  • ‘Deadening, voyeuristic and reiterative’? Problems of representation in Caribbean research’ in Beyond the Blood, the Beach and the Banana: New Perspectives in Caribbean Studies (Ian Randle, 2004), edited by Sandra Courtman.
  • ‘Geographies of colonial philanthropy’ Progress in Human Geography 28 (2004), pp 320-341, with Alan Lester. doi: 10.1191/0309132504ph489oa
  • ‘Landscapes of home’, with James Duncan, in A Companion to Cultural Geography (Blackwell, 2004), edited by James Duncan, Nuala Johnson and Richard Schein. 


  • ‘John Pope Hennessy and the translation of “slavery” between late nineteenth-century Barbados and Hong Kong’ History Workshop Journal 55 (2003), pp 1-24, with Philip Howell. 


  • ‘Landscapes/aesthetics/power’, with James Duncan, in American Space/American Place: Geographies of the United States on the Threshold of a New Century (University of Edinburgh Press, 2002), edited by John Agnew and Jonathan M. Smith.
  • ‘“True lovers of religion”: Methodist persecution and white resistance to antislavery in Barbados, 1823-1825’ Journal of Historical Geography 28 (2002), pp 216-236. doi:10.1006/jhge.2001.0399 


  • ‘Competing discourses of whiteness in the 1816 Barbados enslaved revolt: Theoretical possibilities and ethical dilemmas’ The Society for Caribbean Studies Annual Conference Papers 2 (2001).
  • ‘Liminal figures: poor whites, freedmen, and racial re-inscription in colonial Barbados’ Environment and Planning D: Society and Space 19 (2001), pp 335-350. doi:10.1068/d37j

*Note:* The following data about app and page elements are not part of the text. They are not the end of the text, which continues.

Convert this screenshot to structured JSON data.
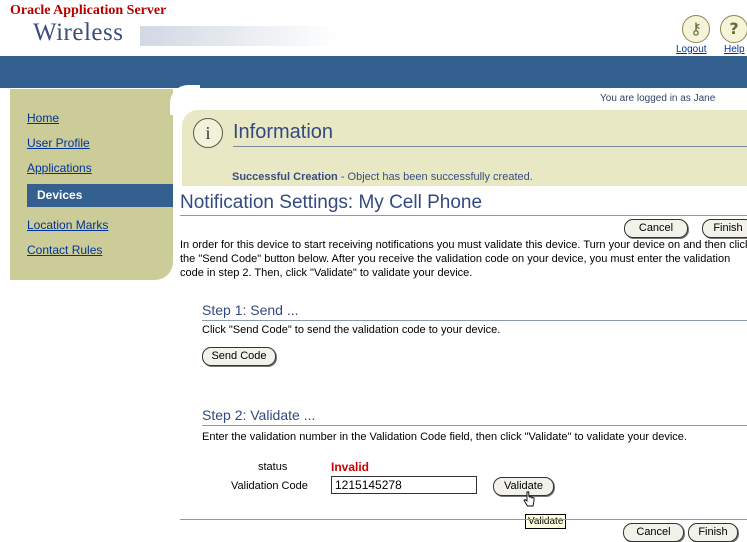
{
  "header": {
    "brand_top": "Oracle Application Server",
    "brand_product": "Wireless",
    "logout_label": "Logout",
    "help_label": "Help",
    "logout_icon": "key-icon",
    "help_icon": "question-icon",
    "logout_glyph": "⚷",
    "help_glyph": "?"
  },
  "user": {
    "logged_in_text": "You are logged in as Jane"
  },
  "sidebar": {
    "items": [
      {
        "label": "Home"
      },
      {
        "label": "User Profile"
      },
      {
        "label": "Applications"
      },
      {
        "label": "Devices",
        "active": true
      },
      {
        "label": "Location Marks"
      },
      {
        "label": "Contact Rules"
      }
    ]
  },
  "info": {
    "icon_glyph": "i",
    "title": "Information",
    "message_strong": "Successful Creation",
    "message_rest": " - Object has been successfully created."
  },
  "page": {
    "title": "Notification Settings: My Cell Phone",
    "intro": "In order for this device to start receiving notifications you must validate this device. Turn your device on and then click the \"Send Code\" button below. After you receive the validation code on your device, you must enter the validation code in step 2. Then, click \"Validate\" to validate your device.",
    "cancel_label": "Cancel",
    "finish_label": "Finish"
  },
  "step1": {
    "title": "Step 1: Send ...",
    "description": "Click \"Send Code\" to send the validation code to your device.",
    "button_label": "Send Code"
  },
  "step2": {
    "title": "Step 2: Validate ...",
    "description": "Enter the validation number in the Validation Code field, then click \"Validate\" to validate your device.",
    "status_label": "status",
    "status_value": "Invalid",
    "code_label": "Validation Code",
    "code_value": "1215145278",
    "button_label": "Validate",
    "tooltip": "Validate"
  },
  "colors": {
    "brand_red": "#b50000",
    "nav_blue": "#33608f",
    "sidebar_tan": "#cccc99",
    "info_bg": "#e8e8c4",
    "status_red": "#cc0000"
  }
}
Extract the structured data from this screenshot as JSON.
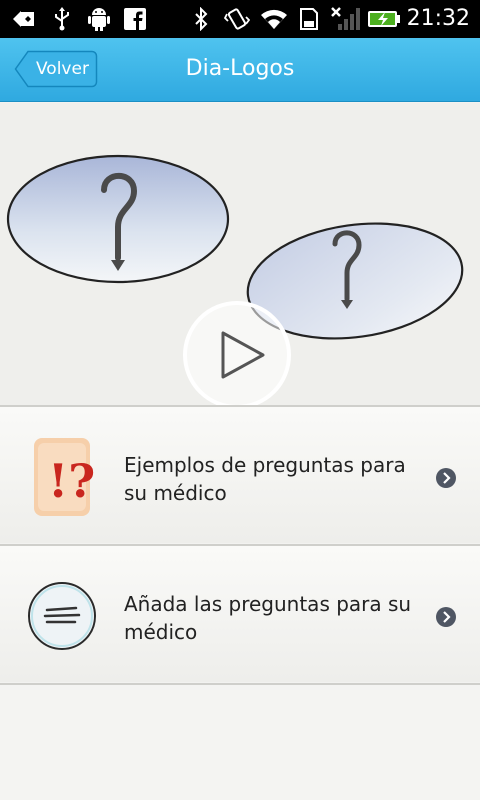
{
  "status_bar": {
    "time": "21:32",
    "icons": [
      "back-arrow-icon",
      "usb-icon",
      "android-debug-icon",
      "facebook-icon",
      "bluetooth-icon",
      "vibrate-icon",
      "wifi-icon",
      "sd-card-icon",
      "no-signal-icon",
      "battery-charging-icon"
    ]
  },
  "header": {
    "back_label": "Volver",
    "title": "Dia-Logos",
    "background": "#3bb4e6"
  },
  "hero": {
    "video": "play-icon",
    "illustration": "question-bubbles"
  },
  "menu": [
    {
      "label": "Ejemplos de preguntas para su médico",
      "icon": "exclamation-question-icon"
    },
    {
      "label": "Añada las preguntas para su médico",
      "icon": "notes-icon"
    }
  ]
}
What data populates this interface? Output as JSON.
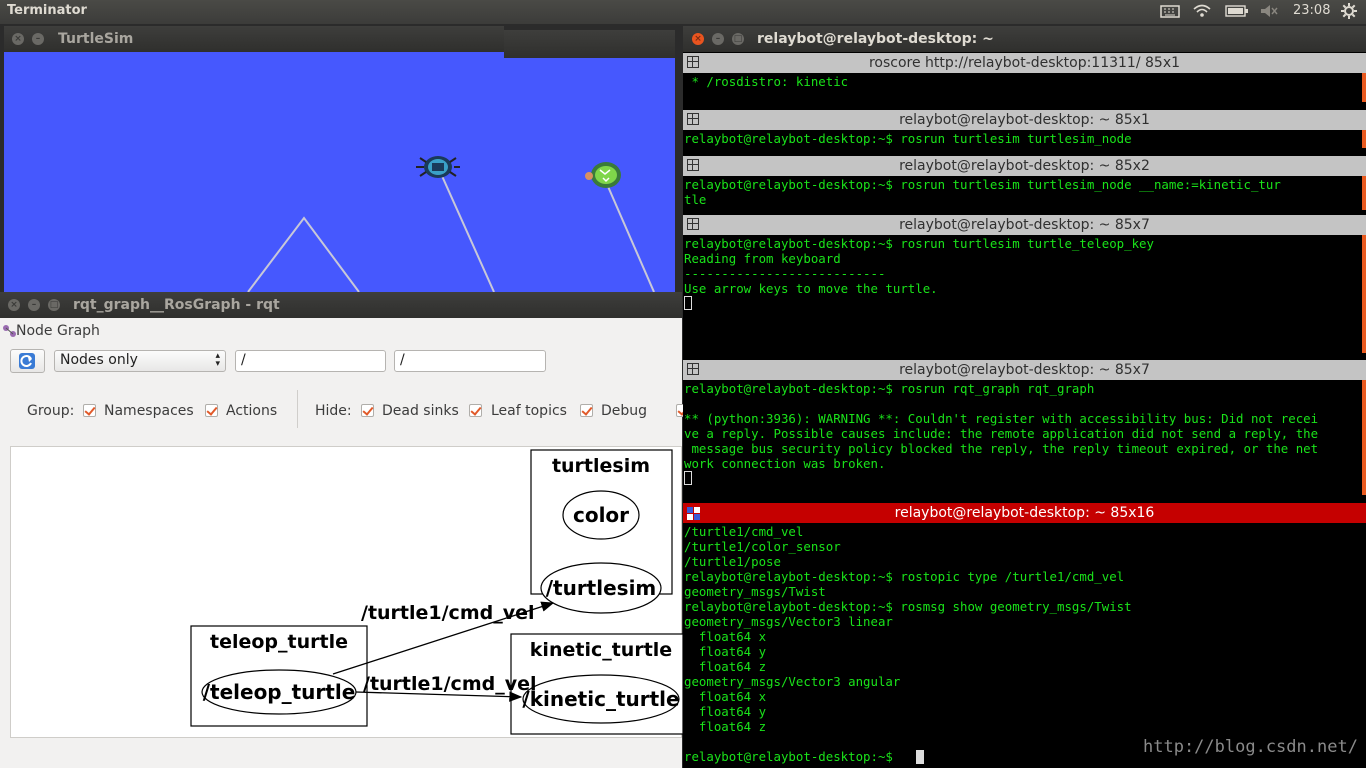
{
  "top_panel": {
    "app_name": "Terminator",
    "time": "23:08"
  },
  "turtlesim": {
    "title": "TurtleSim"
  },
  "rqt": {
    "title": "rqt_graph__RosGraph - rqt",
    "plugin_title": "Node Graph",
    "mode_select": "Nodes only",
    "filter1": "/",
    "filter2": "/",
    "group_label": "Group:",
    "namespaces_label": "Namespaces",
    "actions_label": "Actions",
    "hide_label": "Hide:",
    "dead_sinks_label": "Dead sinks",
    "leaf_topics_label": "Leaf topics",
    "debug_label": "Debug",
    "graph": {
      "turtlesim_ns": "turtlesim",
      "color_node": "color",
      "turtlesim_node": "/turtlesim",
      "teleop_ns": "teleop_turtle",
      "teleop_node": "/teleop_turtle",
      "kinetic_ns": "kinetic_turtle",
      "kinetic_node": "/kinetic_turtle",
      "edge1": "/turtle1/cmd_vel",
      "edge2": "/turtle1/cmd_vel"
    }
  },
  "terminator": {
    "title": "relaybot@relaybot-desktop: ~",
    "panes": [
      {
        "title": "roscore http://relaybot-desktop:11311/ 85x1",
        "lines": [
          " * /rosdistro: kinetic"
        ]
      },
      {
        "title": "relaybot@relaybot-desktop: ~ 85x1",
        "lines": [
          "relaybot@relaybot-desktop:~$ rosrun turtlesim turtlesim_node"
        ]
      },
      {
        "title": "relaybot@relaybot-desktop: ~ 85x2",
        "lines": [
          "relaybot@relaybot-desktop:~$ rosrun turtlesim turtlesim_node __name:=kinetic_tur",
          "tle"
        ]
      },
      {
        "title": "relaybot@relaybot-desktop: ~ 85x7",
        "lines": [
          "relaybot@relaybot-desktop:~$ rosrun turtlesim turtle_teleop_key",
          "Reading from keyboard",
          "---------------------------",
          "Use arrow keys to move the turtle."
        ]
      },
      {
        "title": "relaybot@relaybot-desktop: ~ 85x7",
        "lines": [
          "relaybot@relaybot-desktop:~$ rosrun rqt_graph rqt_graph",
          "",
          "** (python:3936): WARNING **: Couldn't register with accessibility bus: Did not recei",
          "ve a reply. Possible causes include: the remote application did not send a reply, the",
          " message bus security policy blocked the reply, the reply timeout expired, or the net",
          "work connection was broken."
        ]
      },
      {
        "title": "relaybot@relaybot-desktop: ~ 85x16",
        "lines": [
          "/turtle1/cmd_vel",
          "/turtle1/color_sensor",
          "/turtle1/pose",
          "relaybot@relaybot-desktop:~$ rostopic type /turtle1/cmd_vel",
          "geometry_msgs/Twist",
          "relaybot@relaybot-desktop:~$ rosmsg show geometry_msgs/Twist",
          "geometry_msgs/Vector3 linear",
          "  float64 x",
          "  float64 y",
          "  float64 z",
          "geometry_msgs/Vector3 angular",
          "  float64 x",
          "  float64 y",
          "  float64 z",
          "",
          "relaybot@relaybot-desktop:~$ "
        ]
      }
    ]
  },
  "watermark": "http://blog.csdn.net/"
}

Armed people of African descent
Dr Natalie Cox
Many congratulations to Natalie Cox for successfully defending her PhD thesis on "Armchair geography...c.1830-c.1870", 12 January 2017.
Seminar at l'École des Hautes Études en Sciences Sociales in Paris, 16 December 2016.WISE
Lecture at the Wilberforce Institute for the study of Slavery and Emancipation, Hull, 8 December 2016.
Joseph Banks workshop